What you will do:
Search the entries below for the string "icon" and give the number of lines that hold it, nothing else.

** Opening Provided information block **

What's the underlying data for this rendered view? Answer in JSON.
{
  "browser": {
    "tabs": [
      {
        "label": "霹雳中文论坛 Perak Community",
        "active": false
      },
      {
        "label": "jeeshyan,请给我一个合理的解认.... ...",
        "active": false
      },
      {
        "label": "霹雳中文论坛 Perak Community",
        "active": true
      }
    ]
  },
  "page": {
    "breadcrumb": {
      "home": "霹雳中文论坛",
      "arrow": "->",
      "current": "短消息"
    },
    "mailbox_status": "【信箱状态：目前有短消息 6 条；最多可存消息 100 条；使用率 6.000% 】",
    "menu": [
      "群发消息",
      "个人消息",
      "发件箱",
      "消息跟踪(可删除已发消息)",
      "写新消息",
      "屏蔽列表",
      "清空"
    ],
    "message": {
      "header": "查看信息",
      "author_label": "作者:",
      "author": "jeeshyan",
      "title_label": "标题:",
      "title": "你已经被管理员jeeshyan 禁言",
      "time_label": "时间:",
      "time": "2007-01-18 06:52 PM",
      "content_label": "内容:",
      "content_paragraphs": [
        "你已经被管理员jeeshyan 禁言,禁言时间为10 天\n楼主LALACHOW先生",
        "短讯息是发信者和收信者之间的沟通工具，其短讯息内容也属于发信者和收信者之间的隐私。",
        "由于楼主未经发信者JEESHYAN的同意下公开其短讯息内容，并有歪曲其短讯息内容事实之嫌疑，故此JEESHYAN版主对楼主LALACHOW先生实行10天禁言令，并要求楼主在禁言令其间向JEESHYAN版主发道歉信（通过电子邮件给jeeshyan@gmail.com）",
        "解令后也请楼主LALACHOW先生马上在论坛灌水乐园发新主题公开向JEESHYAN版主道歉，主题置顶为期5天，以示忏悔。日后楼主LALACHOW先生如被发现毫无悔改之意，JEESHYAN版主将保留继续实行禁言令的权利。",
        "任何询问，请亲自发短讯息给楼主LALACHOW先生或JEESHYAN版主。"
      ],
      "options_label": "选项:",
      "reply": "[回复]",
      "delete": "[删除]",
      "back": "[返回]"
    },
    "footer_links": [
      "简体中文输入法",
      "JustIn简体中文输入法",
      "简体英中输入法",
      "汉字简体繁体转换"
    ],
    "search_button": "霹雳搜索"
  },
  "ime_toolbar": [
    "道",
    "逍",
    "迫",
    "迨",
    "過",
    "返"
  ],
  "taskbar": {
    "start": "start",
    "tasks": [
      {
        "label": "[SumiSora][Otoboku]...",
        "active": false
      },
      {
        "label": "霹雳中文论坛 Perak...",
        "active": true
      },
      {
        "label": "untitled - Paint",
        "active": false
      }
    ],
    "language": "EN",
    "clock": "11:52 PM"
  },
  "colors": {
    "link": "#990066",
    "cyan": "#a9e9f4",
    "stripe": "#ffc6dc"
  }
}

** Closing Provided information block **
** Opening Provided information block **

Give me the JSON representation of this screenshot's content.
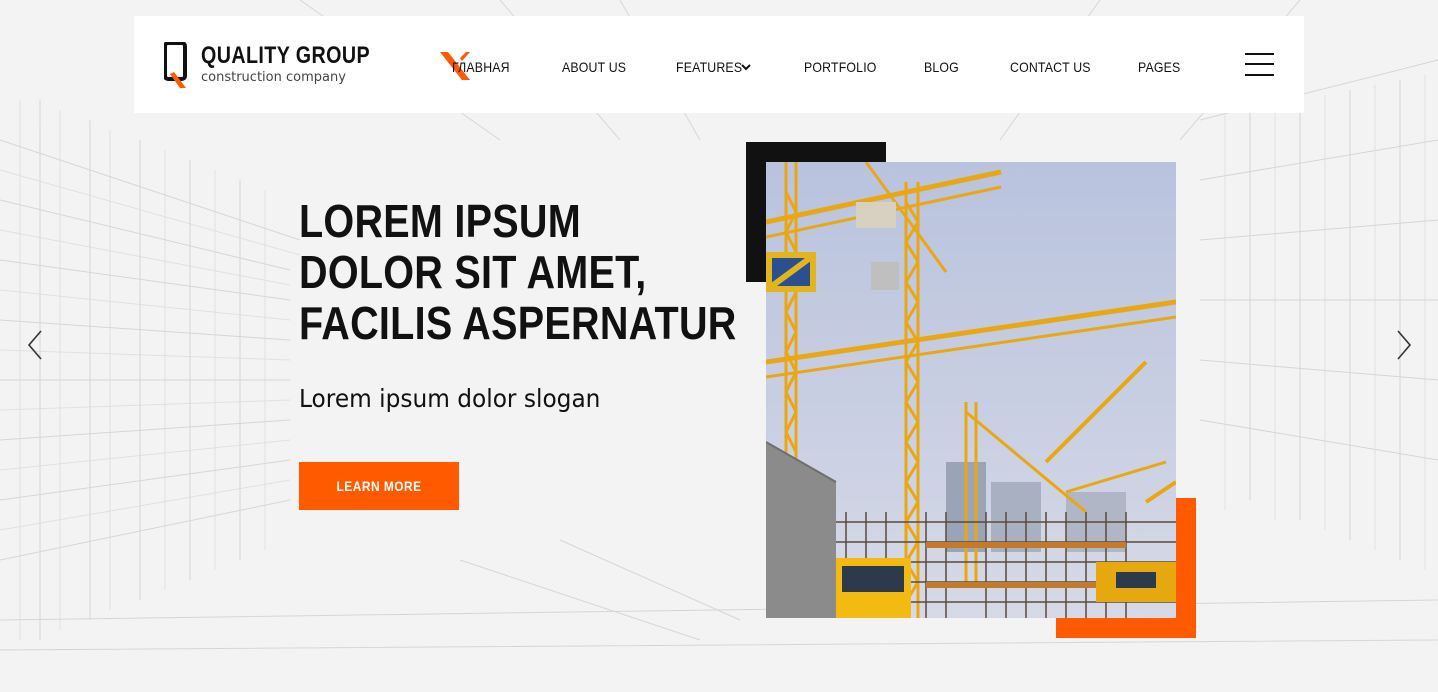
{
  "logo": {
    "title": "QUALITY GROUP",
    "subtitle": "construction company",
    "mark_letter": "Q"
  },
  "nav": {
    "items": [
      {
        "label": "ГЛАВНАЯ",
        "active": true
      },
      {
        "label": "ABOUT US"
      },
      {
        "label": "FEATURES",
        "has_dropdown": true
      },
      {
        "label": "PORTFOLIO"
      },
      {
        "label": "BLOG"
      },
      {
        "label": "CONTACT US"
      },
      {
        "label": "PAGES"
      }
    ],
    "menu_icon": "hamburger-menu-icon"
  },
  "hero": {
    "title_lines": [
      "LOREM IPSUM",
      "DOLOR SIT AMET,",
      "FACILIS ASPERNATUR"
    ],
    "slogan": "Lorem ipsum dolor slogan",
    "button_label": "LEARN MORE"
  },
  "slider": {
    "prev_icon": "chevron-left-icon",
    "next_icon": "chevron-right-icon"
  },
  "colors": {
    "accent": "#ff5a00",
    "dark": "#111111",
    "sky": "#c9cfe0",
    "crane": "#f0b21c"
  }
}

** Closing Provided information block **

Exercise result:
3